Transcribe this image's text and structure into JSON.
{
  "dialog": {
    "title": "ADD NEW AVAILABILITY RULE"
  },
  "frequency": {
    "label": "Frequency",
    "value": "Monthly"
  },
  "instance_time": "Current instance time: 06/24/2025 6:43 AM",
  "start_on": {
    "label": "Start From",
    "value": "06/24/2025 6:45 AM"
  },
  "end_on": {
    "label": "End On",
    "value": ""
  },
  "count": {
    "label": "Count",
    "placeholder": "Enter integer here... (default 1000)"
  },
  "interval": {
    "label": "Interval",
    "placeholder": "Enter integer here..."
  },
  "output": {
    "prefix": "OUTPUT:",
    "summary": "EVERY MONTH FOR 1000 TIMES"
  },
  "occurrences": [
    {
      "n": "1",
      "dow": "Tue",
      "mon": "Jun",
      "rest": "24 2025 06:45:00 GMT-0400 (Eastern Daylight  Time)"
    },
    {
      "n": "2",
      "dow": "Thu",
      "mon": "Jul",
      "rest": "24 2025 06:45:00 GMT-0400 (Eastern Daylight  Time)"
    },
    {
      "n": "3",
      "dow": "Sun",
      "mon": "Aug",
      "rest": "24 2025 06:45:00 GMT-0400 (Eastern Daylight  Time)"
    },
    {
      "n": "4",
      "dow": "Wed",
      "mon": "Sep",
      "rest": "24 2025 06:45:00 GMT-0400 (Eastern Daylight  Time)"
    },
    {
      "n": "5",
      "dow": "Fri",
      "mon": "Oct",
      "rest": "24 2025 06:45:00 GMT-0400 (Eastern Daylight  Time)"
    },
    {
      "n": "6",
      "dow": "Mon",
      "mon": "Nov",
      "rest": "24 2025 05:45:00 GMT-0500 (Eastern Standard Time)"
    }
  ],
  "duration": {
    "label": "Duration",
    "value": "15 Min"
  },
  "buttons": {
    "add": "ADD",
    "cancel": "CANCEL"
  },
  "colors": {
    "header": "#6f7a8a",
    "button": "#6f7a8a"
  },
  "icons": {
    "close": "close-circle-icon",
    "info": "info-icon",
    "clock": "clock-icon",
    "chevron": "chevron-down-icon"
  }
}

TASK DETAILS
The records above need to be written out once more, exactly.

RESULT OF THE TASK
Transcribe this image's text and structure into JSON.
{
  "dialog": {
    "title": "ADD NEW AVAILABILITY RULE"
  },
  "frequency": {
    "label": "Frequency",
    "value": "Monthly"
  },
  "instance_time": "Current instance time: 06/24/2025 6:43 AM",
  "start_on": {
    "label": "Start From",
    "value": "06/24/2025 6:45 AM"
  },
  "end_on": {
    "label": "End On",
    "value": ""
  },
  "count": {
    "label": "Count",
    "placeholder": "Enter integer here... (default 1000)"
  },
  "interval": {
    "label": "Interval",
    "placeholder": "Enter integer here..."
  },
  "output": {
    "prefix": "OUTPUT:",
    "summary": "EVERY MONTH FOR 1000 TIMES"
  },
  "occurrences": [
    {
      "n": "1",
      "dow": "Tue",
      "mon": "Jun",
      "rest": "24 2025 06:45:00 GMT-0400 (Eastern Daylight  Time)"
    },
    {
      "n": "2",
      "dow": "Thu",
      "mon": "Jul",
      "rest": "24 2025 06:45:00 GMT-0400 (Eastern Daylight  Time)"
    },
    {
      "n": "3",
      "dow": "Sun",
      "mon": "Aug",
      "rest": "24 2025 06:45:00 GMT-0400 (Eastern Daylight  Time)"
    },
    {
      "n": "4",
      "dow": "Wed",
      "mon": "Sep",
      "rest": "24 2025 06:45:00 GMT-0400 (Eastern Daylight  Time)"
    },
    {
      "n": "5",
      "dow": "Fri",
      "mon": "Oct",
      "rest": "24 2025 06:45:00 GMT-0400 (Eastern Daylight  Time)"
    },
    {
      "n": "6",
      "dow": "Mon",
      "mon": "Nov",
      "rest": "24 2025 05:45:00 GMT-0500 (Eastern Standard Time)"
    }
  ],
  "duration": {
    "label": "Duration",
    "value": "15 Min"
  },
  "buttons": {
    "add": "ADD",
    "cancel": "CANCEL"
  },
  "colors": {
    "header": "#6f7a8a",
    "button": "#6f7a8a"
  },
  "icons": {
    "close": "close-circle-icon",
    "info": "info-icon",
    "clock": "clock-icon",
    "chevron": "chevron-down-icon"
  }
}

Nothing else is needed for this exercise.